by T.J. White
(N.B.Though slightly edited within the last few years, these poems were in fact substantially written nearly three decades ago, when the author was in his early twenties, and thus very young himself. At that time, the poet in his wanton youth rashly intended not only to master, butif possibleto even transcend the genre of the Sonnet. The reader will no doubt judge how successfully or how miserably the poet succeeded or failed in that task.)

Out of that first blood Eros appeared, being androgynous. ... He is very lovely in his beauty, having a charm beyond all the creatures of chaos. Then all the gods and their angels, when they beheld Eros, became enamored of him. And appearing in all of them he set them afire. ...
--On the Origin of the World, a Gnostic tractate from The Nag Hammadi Library in English, James M. Robinson, general editor.

After a strenuous night of passionate and delicious love-making with his boyfriend, a boyish-looking young man, and with the coming of dawn, the youthful poetstill so enraptured with and aroused by his young lover that he cannot sleep (though exhausted)musingly describes how the song-birds of morning, the rising sun, and even the Heavenly Angels might react to seeing the rare and marvelous beauty on display before his (and their) wondering eyes. The poet, however, closes with a cautionary warning of self-advice not to become so entranced by his young lovers beauty that he ends up allowing himself to be taken advantage of.

hen nightly in Love's draughts we steep our souls, And taste of Joy, imbibing heady wine (His passion hotter than the fiery

coals), No pen nor tongue can tell the bliss that's mine! With Phoebus' flaming orb the larks do rise, And with the love-sick doves sing praise to Joy-I gaze upon this Faun who sleeping lies (So childlike, and yet much more than a boy) And marvel at such richness, mine at last! I know not if this love will triumph grief, Or if, like former hopes, be overcast-I only know (such is my firm belief), This boy's the Sacred Altar where I kneel In humble adoration, praise, and zeal!


he morning Lark's proud song doth so inspire A rapture in the souls of all who hear His heav'nly strains, their hearts no more require; Yet could he sing but half so sweet, my dear, As thou appearest lovely to mine eye, He'd far outsing the noblest heav'nly choirs, And all the Seraph hosts above would vie To learn the source of his amorous fires.

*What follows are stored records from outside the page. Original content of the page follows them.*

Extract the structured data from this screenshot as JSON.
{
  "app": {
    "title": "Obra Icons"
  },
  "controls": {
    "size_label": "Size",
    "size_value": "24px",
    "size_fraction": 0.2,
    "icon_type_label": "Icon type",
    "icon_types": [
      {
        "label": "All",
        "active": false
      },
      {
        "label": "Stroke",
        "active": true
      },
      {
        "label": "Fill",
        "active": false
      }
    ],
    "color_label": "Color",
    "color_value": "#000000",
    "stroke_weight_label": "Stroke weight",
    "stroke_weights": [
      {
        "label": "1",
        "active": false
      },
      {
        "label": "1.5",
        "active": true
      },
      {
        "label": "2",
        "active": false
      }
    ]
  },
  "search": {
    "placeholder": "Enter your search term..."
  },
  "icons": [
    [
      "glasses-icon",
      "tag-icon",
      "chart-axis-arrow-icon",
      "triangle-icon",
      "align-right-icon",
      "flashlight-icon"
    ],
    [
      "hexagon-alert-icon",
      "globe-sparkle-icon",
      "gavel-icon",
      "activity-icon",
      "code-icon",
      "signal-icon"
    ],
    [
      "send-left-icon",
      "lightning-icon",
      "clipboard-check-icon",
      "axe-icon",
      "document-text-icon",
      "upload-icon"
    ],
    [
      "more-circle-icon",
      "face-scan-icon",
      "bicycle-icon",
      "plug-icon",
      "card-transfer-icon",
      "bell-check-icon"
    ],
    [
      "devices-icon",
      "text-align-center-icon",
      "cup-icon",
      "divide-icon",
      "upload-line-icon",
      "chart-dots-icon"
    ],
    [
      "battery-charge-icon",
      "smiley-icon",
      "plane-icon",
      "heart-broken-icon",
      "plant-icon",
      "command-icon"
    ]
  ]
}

The only primal flame which they would find Would be thy slim, angelic form, my love, For only thy great beauty could remind Them of the song which they admir'd above: Can even angels see a form like thine, And eke with songs of longing not repine?


hy radiant beauty seems so all-divine That surely the Seraphic hosts above Must long for thee, as longing I repine! (Oh let me not disturb thy slumbers, love!) The rising sun doth pause at morning's light, To gently play his rays about thy face With such a tender longing that he might Be thought to even worship thy sweet grace. Such Joy!--to gaze upon thy boyish shape-The golden down upon thy parted lips, Lithe limbs and silken hair (I fain would rape*), Smooth, dusky skin, arousing, uncloth'd hips-How can a stunning, god-like form as thine Be mortal-born, yet with such glory shine?

* In the harmless and non-criminal sense of ravish


L'envoy: f praising thee will bring love in return, Doubt not, my Boy, I'll praise thee all the more, For love's acceptance causes me to yearn As ne'er before for thee, whom I adore; Then let me never, dearest love-god, fail To bring thee satisfaction while I may: With solemn, rev'rent words I thee will hail, Thou lovely Sprite, thou charming Faery-Fay. But oh, my Soul--if ever thou should'st find That proffer'd love brings sorrow in return, Then cease these amorous ravings of thy mind! From fickleness and empty hopes then turn! Why should'st thou with such grief y-burthen'd be? Life's far too short to spend in misery!